## WORK INSTRUCTIONS
All of the lines below should be printed again exactly as they are.
*** DATASET CONTENT Section Begins ***
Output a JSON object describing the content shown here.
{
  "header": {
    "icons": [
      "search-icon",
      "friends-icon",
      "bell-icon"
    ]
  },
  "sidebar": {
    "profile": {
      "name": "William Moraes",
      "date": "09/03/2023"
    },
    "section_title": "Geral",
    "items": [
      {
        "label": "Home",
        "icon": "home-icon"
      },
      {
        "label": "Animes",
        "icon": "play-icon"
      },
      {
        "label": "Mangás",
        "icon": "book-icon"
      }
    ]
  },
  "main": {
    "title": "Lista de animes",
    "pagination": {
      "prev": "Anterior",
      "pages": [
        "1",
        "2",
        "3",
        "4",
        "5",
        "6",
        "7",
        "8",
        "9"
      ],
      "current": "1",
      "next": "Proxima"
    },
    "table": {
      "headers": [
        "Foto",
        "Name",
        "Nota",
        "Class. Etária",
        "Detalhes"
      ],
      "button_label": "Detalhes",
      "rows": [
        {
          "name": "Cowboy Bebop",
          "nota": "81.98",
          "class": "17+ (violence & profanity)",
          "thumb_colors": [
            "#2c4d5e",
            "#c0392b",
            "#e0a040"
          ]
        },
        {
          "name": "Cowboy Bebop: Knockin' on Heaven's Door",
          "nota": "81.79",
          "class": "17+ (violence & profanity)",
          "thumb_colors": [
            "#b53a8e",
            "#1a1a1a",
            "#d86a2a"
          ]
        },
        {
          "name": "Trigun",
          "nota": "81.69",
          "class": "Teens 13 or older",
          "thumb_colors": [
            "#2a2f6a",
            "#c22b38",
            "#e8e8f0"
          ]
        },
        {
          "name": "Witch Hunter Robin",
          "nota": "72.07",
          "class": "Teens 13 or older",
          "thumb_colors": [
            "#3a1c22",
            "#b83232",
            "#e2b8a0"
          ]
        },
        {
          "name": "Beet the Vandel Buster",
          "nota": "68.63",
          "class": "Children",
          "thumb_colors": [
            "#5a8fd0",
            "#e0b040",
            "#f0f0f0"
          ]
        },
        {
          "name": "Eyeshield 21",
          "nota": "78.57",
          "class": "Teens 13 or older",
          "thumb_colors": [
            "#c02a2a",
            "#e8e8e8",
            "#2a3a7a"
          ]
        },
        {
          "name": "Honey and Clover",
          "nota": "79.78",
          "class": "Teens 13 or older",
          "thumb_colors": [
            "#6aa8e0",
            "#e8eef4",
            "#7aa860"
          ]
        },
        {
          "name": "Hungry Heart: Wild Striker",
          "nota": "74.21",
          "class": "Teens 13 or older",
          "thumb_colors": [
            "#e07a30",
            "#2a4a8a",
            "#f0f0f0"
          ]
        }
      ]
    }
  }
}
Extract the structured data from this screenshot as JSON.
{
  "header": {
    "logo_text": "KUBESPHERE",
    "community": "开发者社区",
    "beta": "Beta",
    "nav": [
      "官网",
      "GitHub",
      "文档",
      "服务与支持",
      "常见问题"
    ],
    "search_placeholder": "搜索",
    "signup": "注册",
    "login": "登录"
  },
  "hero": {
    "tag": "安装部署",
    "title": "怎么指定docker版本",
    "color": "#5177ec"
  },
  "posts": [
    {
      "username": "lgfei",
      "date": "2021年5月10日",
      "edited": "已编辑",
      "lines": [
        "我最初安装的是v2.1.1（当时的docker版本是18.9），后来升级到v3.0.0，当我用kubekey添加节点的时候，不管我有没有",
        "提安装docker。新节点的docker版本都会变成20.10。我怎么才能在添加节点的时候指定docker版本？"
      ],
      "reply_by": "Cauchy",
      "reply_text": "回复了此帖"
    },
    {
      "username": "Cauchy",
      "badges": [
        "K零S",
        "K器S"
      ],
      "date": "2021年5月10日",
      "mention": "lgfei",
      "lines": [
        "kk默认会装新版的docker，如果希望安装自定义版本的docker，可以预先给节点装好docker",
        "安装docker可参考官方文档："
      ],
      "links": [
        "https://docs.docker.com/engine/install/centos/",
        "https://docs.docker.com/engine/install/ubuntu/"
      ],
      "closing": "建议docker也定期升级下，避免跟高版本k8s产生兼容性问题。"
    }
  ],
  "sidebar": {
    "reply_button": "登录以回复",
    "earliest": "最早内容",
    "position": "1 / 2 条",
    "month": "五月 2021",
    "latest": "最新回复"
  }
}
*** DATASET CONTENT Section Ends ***
## TASK SOLUTION
Output a JSON object describing the content shown here.
{
  "header": {
    "icons": [
      "search-icon",
      "friends-icon",
      "bell-icon"
    ]
  },
  "sidebar": {
    "profile": {
      "name": "William Moraes",
      "date": "09/03/2023"
    },
    "section_title": "Geral",
    "items": [
      {
        "label": "Home",
        "icon": "home-icon"
      },
      {
        "label": "Animes",
        "icon": "play-icon"
      },
      {
        "label": "Mangás",
        "icon": "book-icon"
      }
    ]
  },
  "main": {
    "title": "Lista de animes",
    "pagination": {
      "prev": "Anterior",
      "pages": [
        "1",
        "2",
        "3",
        "4",
        "5",
        "6",
        "7",
        "8",
        "9"
      ],
      "current": "1",
      "next": "Proxima"
    },
    "table": {
      "headers": [
        "Foto",
        "Name",
        "Nota",
        "Class. Etária",
        "Detalhes"
      ],
      "button_label": "Detalhes",
      "rows": [
        {
          "name": "Cowboy Bebop",
          "nota": "81.98",
          "class": "17+ (violence & profanity)",
          "thumb_colors": [
            "#2c4d5e",
            "#c0392b",
            "#e0a040"
          ]
        },
        {
          "name": "Cowboy Bebop: Knockin' on Heaven's Door",
          "nota": "81.79",
          "class": "17+ (violence & profanity)",
          "thumb_colors": [
            "#b53a8e",
            "#1a1a1a",
            "#d86a2a"
          ]
        },
        {
          "name": "Trigun",
          "nota": "81.69",
          "class": "Teens 13 or older",
          "thumb_colors": [
            "#2a2f6a",
            "#c22b38",
            "#e8e8f0"
          ]
        },
        {
          "name": "Witch Hunter Robin",
          "nota": "72.07",
          "class": "Teens 13 or older",
          "thumb_colors": [
            "#3a1c22",
            "#b83232",
            "#e2b8a0"
          ]
        },
        {
          "name": "Beet the Vandel Buster",
          "nota": "68.63",
          "class": "Children",
          "thumb_colors": [
            "#5a8fd0",
            "#e0b040",
            "#f0f0f0"
          ]
        },
        {
          "name": "Eyeshield 21",
          "nota": "78.57",
          "class": "Teens 13 or older",
          "thumb_colors": [
            "#c02a2a",
            "#e8e8e8",
            "#2a3a7a"
          ]
        },
        {
          "name": "Honey and Clover",
          "nota": "79.78",
          "class": "Teens 13 or older",
          "thumb_colors": [
            "#6aa8e0",
            "#e8eef4",
            "#7aa860"
          ]
        },
        {
          "name": "Hungry Heart: Wild Striker",
          "nota": "74.21",
          "class": "Teens 13 or older",
          "thumb_colors": [
            "#e07a30",
            "#2a4a8a",
            "#f0f0f0"
          ]
        }
      ]
    }
  }
}
Extract the structured data from this screenshot as JSON.
{
  "header": {
    "logo_text": "KUBESPHERE",
    "community": "开发者社区",
    "beta": "Beta",
    "nav": [
      "官网",
      "GitHub",
      "文档",
      "服务与支持",
      "常见问题"
    ],
    "search_placeholder": "搜索",
    "signup": "注册",
    "login": "登录"
  },
  "hero": {
    "tag": "安装部署",
    "title": "怎么指定docker版本",
    "color": "#5177ec"
  },
  "posts": [
    {
      "username": "lgfei",
      "date": "2021年5月10日",
      "edited": "已编辑",
      "lines": [
        "我最初安装的是v2.1.1（当时的docker版本是18.9），后来升级到v3.0.0，当我用kubekey添加节点的时候，不管我有没有",
        "提安装docker。新节点的docker版本都会变成20.10。我怎么才能在添加节点的时候指定docker版本？"
      ],
      "reply_by": "Cauchy",
      "reply_text": "回复了此帖"
    },
    {
      "username": "Cauchy",
      "badges": [
        "K零S",
        "K器S"
      ],
      "date": "2021年5月10日",
      "mention": "lgfei",
      "lines": [
        "kk默认会装新版的docker，如果希望安装自定义版本的docker，可以预先给节点装好docker",
        "安装docker可参考官方文档："
      ],
      "links": [
        "https://docs.docker.com/engine/install/centos/",
        "https://docs.docker.com/engine/install/ubuntu/"
      ],
      "closing": "建议docker也定期升级下，避免跟高版本k8s产生兼容性问题。"
    }
  ],
  "sidebar": {
    "reply_button": "登录以回复",
    "earliest": "最早内容",
    "position": "1 / 2 条",
    "month": "五月 2021",
    "latest": "最新回复"
  }
}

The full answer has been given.